(Dataset rows describing interfaces)
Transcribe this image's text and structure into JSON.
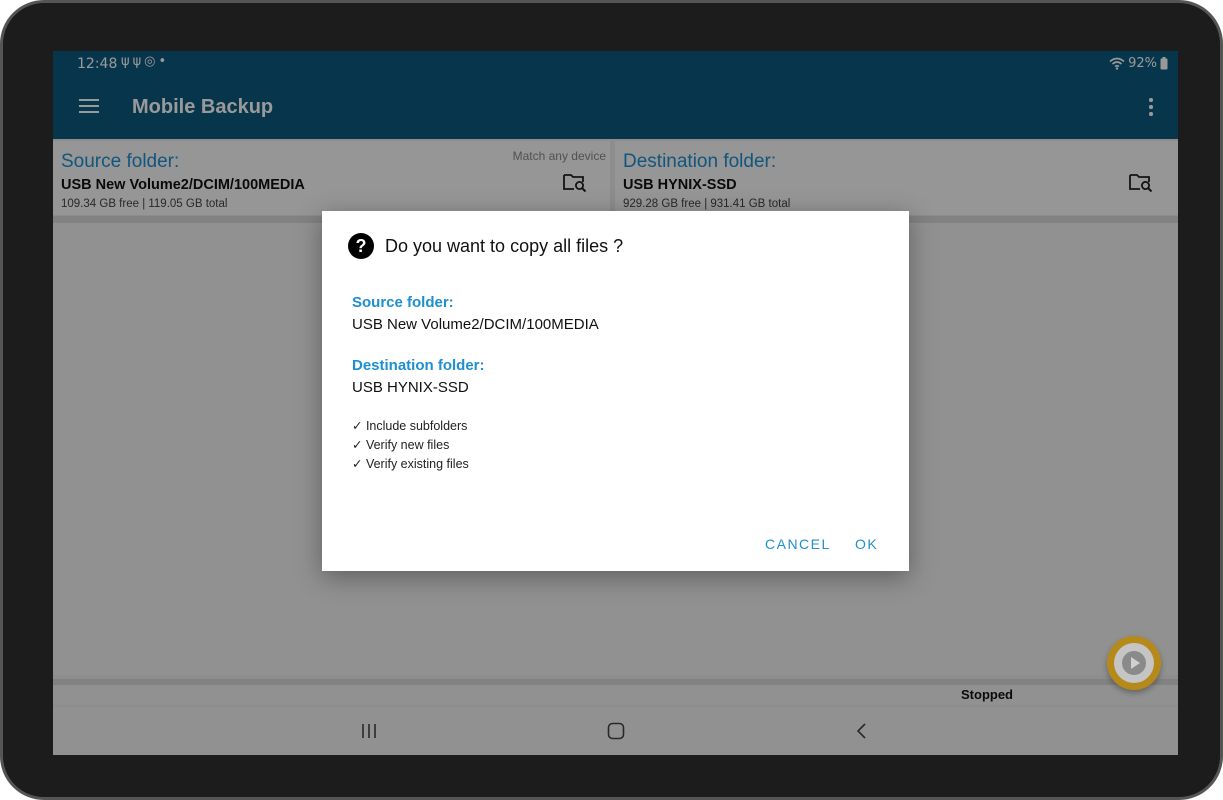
{
  "status_bar": {
    "time": "12:48",
    "notification_icons": [
      "usb-icon",
      "usb-icon",
      "sync-icon",
      "dot-icon"
    ],
    "battery_percent": "92%"
  },
  "app_bar": {
    "title": "Mobile Backup"
  },
  "source_panel": {
    "heading": "Source folder:",
    "path": "USB New Volume2/DCIM/100MEDIA",
    "storage_info": "109.34 GB free | 119.05 GB total",
    "match_label": "Match any device"
  },
  "destination_panel": {
    "heading": "Destination folder:",
    "path": "USB HYNIX-SSD",
    "storage_info": "929.28 GB free | 931.41 GB total"
  },
  "status_text": "Stopped",
  "dialog": {
    "title": "Do you want to copy all files ?",
    "source_label": "Source folder:",
    "source_value": "USB New Volume2/DCIM/100MEDIA",
    "destination_label": "Destination folder:",
    "destination_value": "USB HYNIX-SSD",
    "options": [
      "✓ Include subfolders",
      "✓ Verify new files",
      "✓ Verify existing files"
    ],
    "cancel_label": "CANCEL",
    "ok_label": "OK"
  },
  "colors": {
    "app_bar": "#0d5a7f",
    "accent": "#1e8fd0",
    "fab": "#b58a1b"
  }
}
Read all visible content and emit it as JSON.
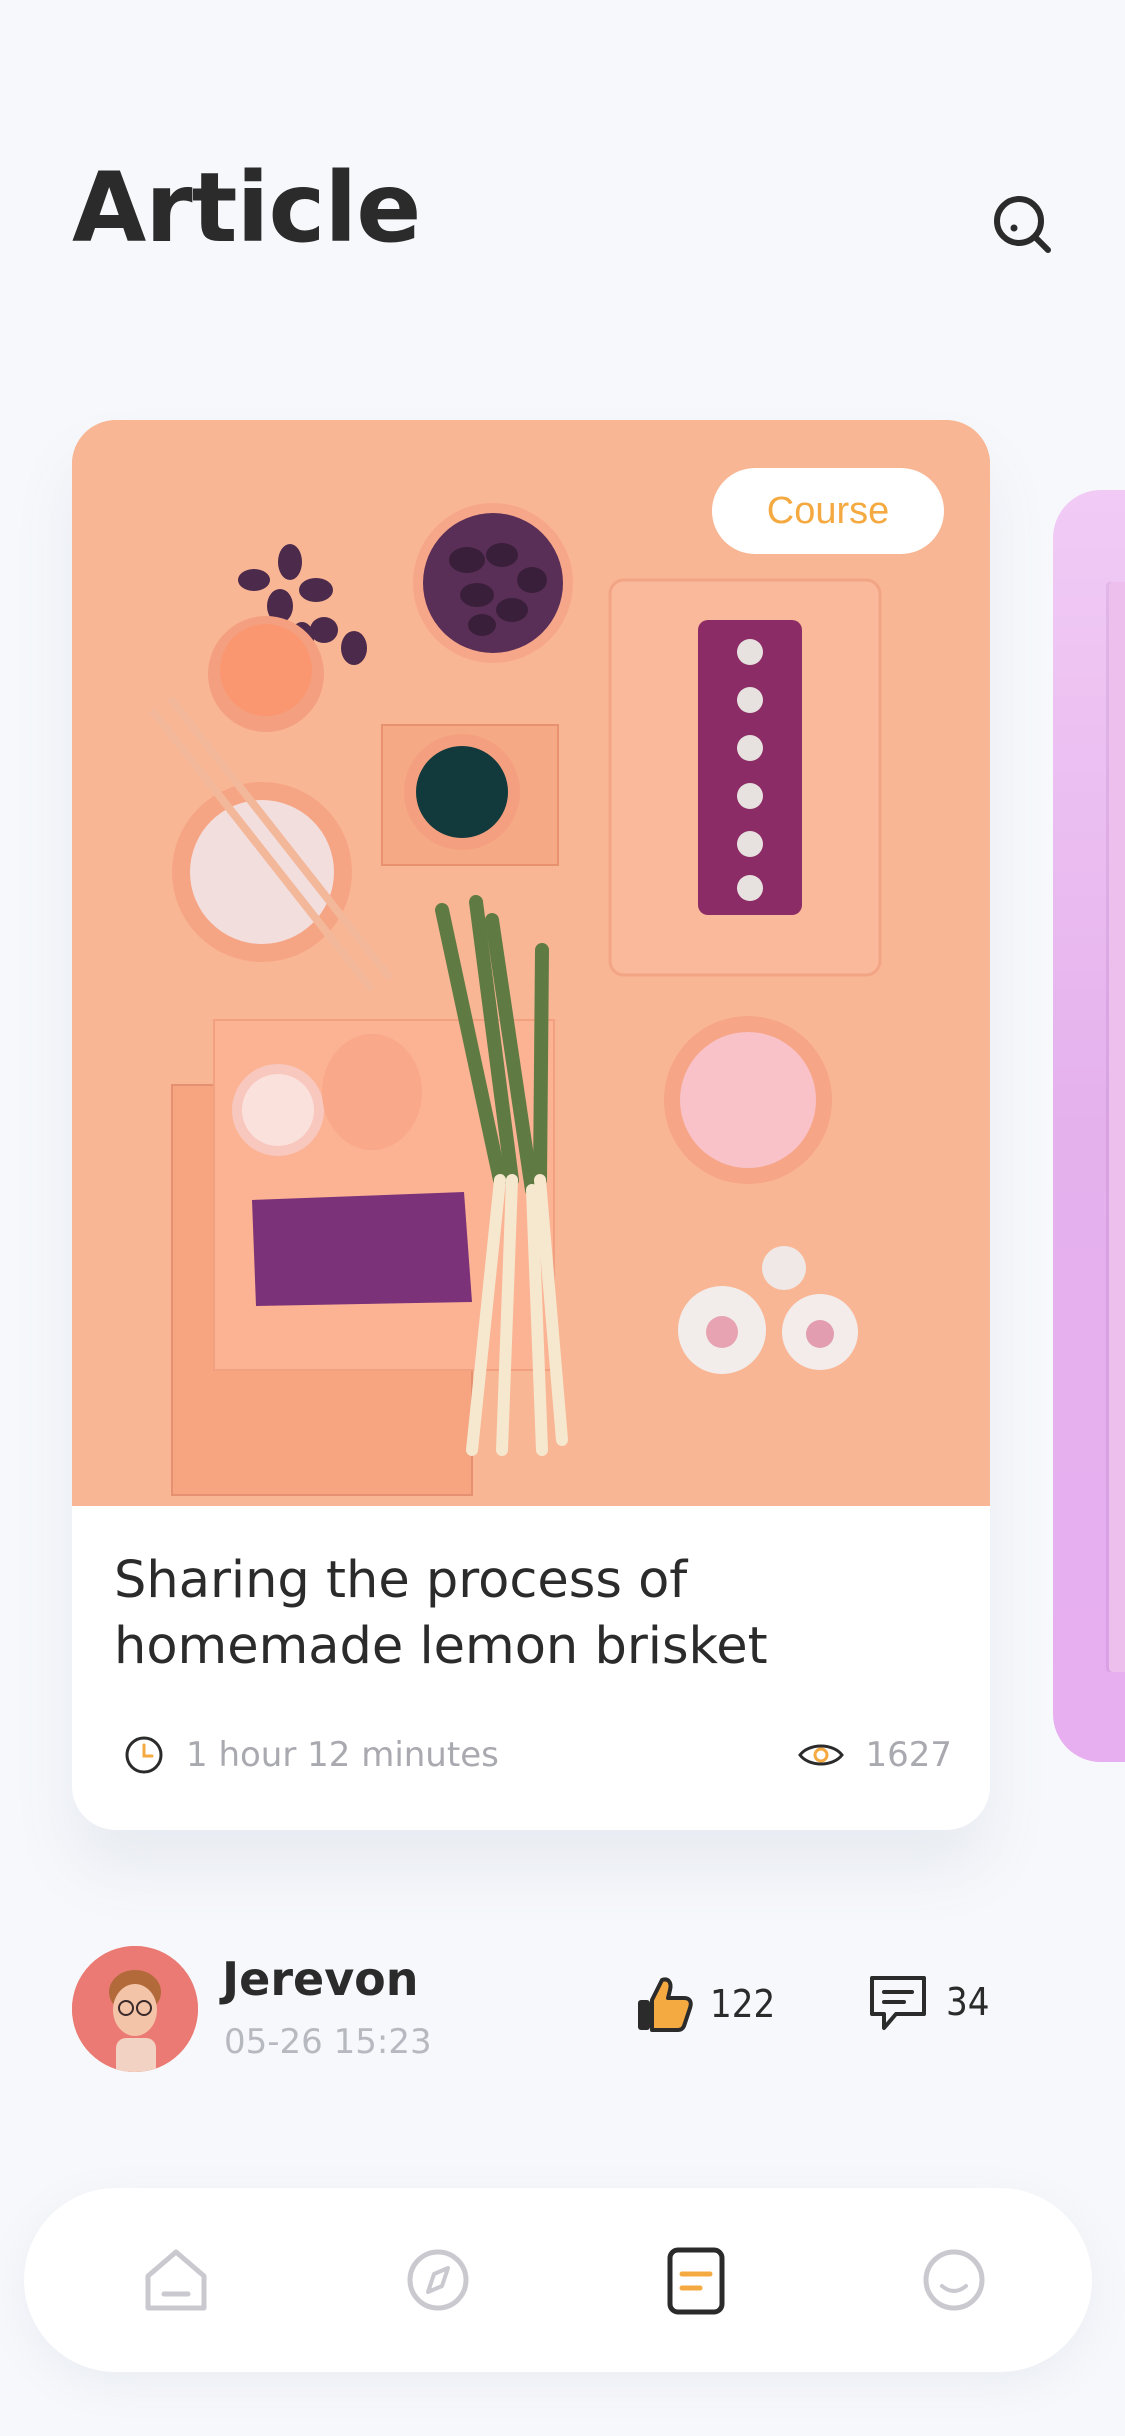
{
  "header": {
    "title": "Article",
    "search_icon": "search-icon"
  },
  "article": {
    "badge": "Course",
    "title": "Sharing the process of homemade lemon brisket",
    "duration": "1 hour 12 minutes",
    "views": "1627",
    "image_description_icon": "food-flatlay-image"
  },
  "author": {
    "name": "Jerevon",
    "timestamp": "05-26 15:23",
    "likes": "122",
    "comments": "34"
  },
  "tabbar": {
    "items": [
      {
        "name": "home",
        "icon": "home-icon",
        "active": false
      },
      {
        "name": "discover",
        "icon": "compass-icon",
        "active": false
      },
      {
        "name": "article",
        "icon": "article-icon",
        "active": true
      },
      {
        "name": "profile",
        "icon": "smile-icon",
        "active": false
      }
    ]
  },
  "colors": {
    "accent": "#f5a941",
    "text": "#2b2b2b",
    "muted": "#a9a9b0",
    "image_bg": "#f9b694",
    "peek": "#e7aef0"
  }
}
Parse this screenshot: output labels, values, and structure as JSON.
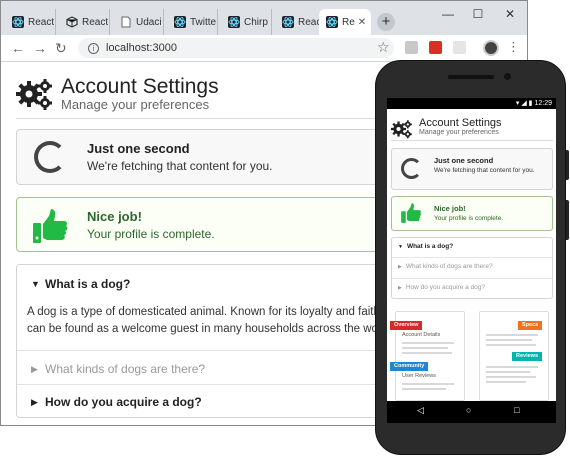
{
  "browser": {
    "tabs": [
      {
        "label": "React",
        "icon": "react-icon"
      },
      {
        "label": "React",
        "icon": "cube-icon"
      },
      {
        "label": "Udaci",
        "icon": "page-icon"
      },
      {
        "label": "Twitte",
        "icon": "react-icon"
      },
      {
        "label": "Chirp",
        "icon": "react-icon"
      },
      {
        "label": "React",
        "icon": "react-icon"
      },
      {
        "label": "Re",
        "icon": "react-icon"
      }
    ],
    "url": "localhost:3000"
  },
  "page": {
    "title": "Account Settings",
    "subtitle": "Manage your preferences",
    "loading": {
      "title": "Just one second",
      "text": "We're fetching that content for you."
    },
    "success": {
      "title": "Nice job!",
      "text": "Your profile is complete."
    },
    "accordion": {
      "items": [
        {
          "title": "What is a dog?",
          "state": "open"
        },
        {
          "title": "What kinds of dogs are there?",
          "state": "collapsed-muted"
        },
        {
          "title": "How do you acquire a dog?",
          "state": "collapsed"
        }
      ],
      "body_line1": "A dog is a type of domesticated animal. Known for its loyalty and faith",
      "body_line2": "can be found as a welcome guest in many households across the worl"
    }
  },
  "phone": {
    "status_time": "12:29",
    "title": "Account Settings",
    "subtitle": "Manage your preferences",
    "loading_title": "Just one second",
    "loading_text": "We're fetching that content for you.",
    "success_title": "Nice job!",
    "success_text": "Your profile is complete.",
    "acc_items": [
      "What is a dog?",
      "What kinds of dogs are there?",
      "How do you acquire a dog?"
    ],
    "illus_labels": {
      "overview": "Overview",
      "account_details": "Account Details",
      "community": "Community",
      "user_reviews": "User Reviews",
      "specs": "Specs",
      "reviews": "Reviews"
    }
  },
  "colors": {
    "success_bg": "#fcfff5",
    "success_text": "#2c662d",
    "success_border": "#a3c293",
    "thumb_green": "#21ba45",
    "ribbon_red": "#db2828",
    "ribbon_blue": "#2185d0",
    "ribbon_orange": "#f2711c",
    "ribbon_teal": "#00b5ad"
  }
}
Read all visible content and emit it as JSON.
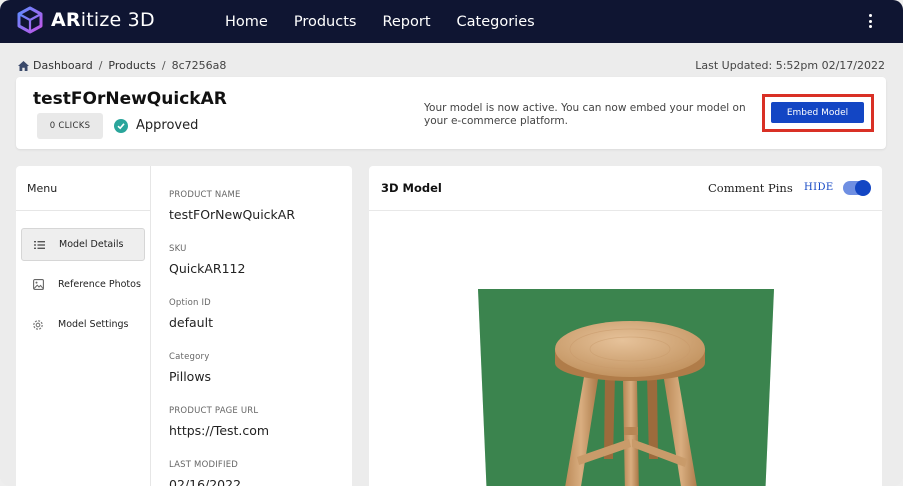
{
  "app": {
    "logo_bold": "AR",
    "logo_rest": "itize 3D"
  },
  "nav": {
    "links": [
      "Home",
      "Products",
      "Report",
      "Categories"
    ],
    "more_icon": "kebab-menu-icon"
  },
  "breadcrumb": {
    "items": [
      "Dashboard",
      "Products",
      "8c7256a8"
    ],
    "separator": "/"
  },
  "last_updated": "Last Updated: 5:52pm 02/17/2022",
  "product": {
    "title": "testFOrNewQuickAR",
    "clicks_label": "0 CLICKS",
    "status": "Approved",
    "status_color": "#2aa59b"
  },
  "activation": {
    "message": "Your model is now active. You can now embed your model on your e-commerce platform.",
    "embed_label": "Embed Model",
    "embed_color": "#1346c4",
    "highlight_color": "#d93025"
  },
  "menu": {
    "heading": "Menu",
    "items": [
      {
        "label": "Model Details",
        "icon": "list-icon",
        "active": true
      },
      {
        "label": "Reference Photos",
        "icon": "image-icon",
        "active": false
      },
      {
        "label": "Model Settings",
        "icon": "gear-icon",
        "active": false
      }
    ]
  },
  "details": {
    "product_name_label": "PRODUCT NAME",
    "product_name": "testFOrNewQuickAR",
    "sku_label": "SKU",
    "sku": "QuickAR112",
    "option_id_label": "Option ID",
    "option_id": "default",
    "category_label": "Category",
    "category": "Pillows",
    "url_label": "PRODUCT PAGE URL",
    "url": "https://Test.com",
    "modified_label": "LAST MODIFIED",
    "modified": "02/16/2022"
  },
  "model_panel": {
    "title": "3D Model",
    "pins_label": "Comment Pins",
    "hide_label": "HIDE",
    "toggle_on": true,
    "backdrop_color": "#3f8a52"
  }
}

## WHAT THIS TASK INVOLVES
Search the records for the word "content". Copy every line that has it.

## RESPONSE
Read all visible content and emit it as JSON.
      "text": "We're fetching that content for you."
    "loading_text": "We're fetching that content for you.",
Read all visible content and emit it as JSON.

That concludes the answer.